* MATERIALS PROVIDED
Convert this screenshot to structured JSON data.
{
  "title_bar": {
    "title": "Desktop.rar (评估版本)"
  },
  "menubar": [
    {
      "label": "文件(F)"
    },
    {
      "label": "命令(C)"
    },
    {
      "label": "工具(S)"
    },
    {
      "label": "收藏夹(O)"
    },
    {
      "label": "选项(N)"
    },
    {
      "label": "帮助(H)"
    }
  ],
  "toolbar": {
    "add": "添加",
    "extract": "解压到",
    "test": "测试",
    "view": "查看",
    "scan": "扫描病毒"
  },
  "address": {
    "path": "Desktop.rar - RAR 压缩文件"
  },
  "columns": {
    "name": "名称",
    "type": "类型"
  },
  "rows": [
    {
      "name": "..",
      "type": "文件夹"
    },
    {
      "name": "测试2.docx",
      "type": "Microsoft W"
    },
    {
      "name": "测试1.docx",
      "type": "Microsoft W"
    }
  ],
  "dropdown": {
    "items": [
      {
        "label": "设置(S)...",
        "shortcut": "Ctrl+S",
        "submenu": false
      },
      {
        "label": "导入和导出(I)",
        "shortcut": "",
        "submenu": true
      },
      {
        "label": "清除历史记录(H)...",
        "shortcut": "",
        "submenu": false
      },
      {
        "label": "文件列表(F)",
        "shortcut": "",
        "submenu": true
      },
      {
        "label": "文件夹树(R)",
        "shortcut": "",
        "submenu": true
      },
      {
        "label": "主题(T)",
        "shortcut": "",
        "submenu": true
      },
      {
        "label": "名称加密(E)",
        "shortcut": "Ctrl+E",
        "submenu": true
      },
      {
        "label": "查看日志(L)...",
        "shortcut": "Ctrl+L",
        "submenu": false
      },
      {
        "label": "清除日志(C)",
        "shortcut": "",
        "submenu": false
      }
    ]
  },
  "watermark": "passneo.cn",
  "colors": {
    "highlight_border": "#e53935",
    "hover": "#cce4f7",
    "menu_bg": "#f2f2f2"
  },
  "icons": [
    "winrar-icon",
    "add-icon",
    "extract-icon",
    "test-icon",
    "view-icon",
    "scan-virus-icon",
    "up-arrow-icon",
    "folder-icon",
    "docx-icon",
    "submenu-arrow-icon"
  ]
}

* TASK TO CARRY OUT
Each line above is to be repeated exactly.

* SOLUTION
Convert this screenshot to structured JSON data.
{
  "title_bar": {
    "title": "Desktop.rar (评估版本)"
  },
  "menubar": [
    {
      "label": "文件(F)"
    },
    {
      "label": "命令(C)"
    },
    {
      "label": "工具(S)"
    },
    {
      "label": "收藏夹(O)"
    },
    {
      "label": "选项(N)"
    },
    {
      "label": "帮助(H)"
    }
  ],
  "toolbar": {
    "add": "添加",
    "extract": "解压到",
    "test": "测试",
    "view": "查看",
    "scan": "扫描病毒"
  },
  "address": {
    "path": "Desktop.rar - RAR 压缩文件"
  },
  "columns": {
    "name": "名称",
    "type": "类型"
  },
  "rows": [
    {
      "name": "..",
      "type": "文件夹"
    },
    {
      "name": "测试2.docx",
      "type": "Microsoft W"
    },
    {
      "name": "测试1.docx",
      "type": "Microsoft W"
    }
  ],
  "dropdown": {
    "items": [
      {
        "label": "设置(S)...",
        "shortcut": "Ctrl+S",
        "submenu": false
      },
      {
        "label": "导入和导出(I)",
        "shortcut": "",
        "submenu": true
      },
      {
        "label": "清除历史记录(H)...",
        "shortcut": "",
        "submenu": false
      },
      {
        "label": "文件列表(F)",
        "shortcut": "",
        "submenu": true
      },
      {
        "label": "文件夹树(R)",
        "shortcut": "",
        "submenu": true
      },
      {
        "label": "主题(T)",
        "shortcut": "",
        "submenu": true
      },
      {
        "label": "名称加密(E)",
        "shortcut": "Ctrl+E",
        "submenu": true
      },
      {
        "label": "查看日志(L)...",
        "shortcut": "Ctrl+L",
        "submenu": false
      },
      {
        "label": "清除日志(C)",
        "shortcut": "",
        "submenu": false
      }
    ]
  },
  "watermark": "passneo.cn",
  "colors": {
    "highlight_border": "#e53935",
    "hover": "#cce4f7",
    "menu_bg": "#f2f2f2"
  },
  "icons": [
    "winrar-icon",
    "add-icon",
    "extract-icon",
    "test-icon",
    "view-icon",
    "scan-virus-icon",
    "up-arrow-icon",
    "folder-icon",
    "docx-icon",
    "submenu-arrow-icon"
  ]
}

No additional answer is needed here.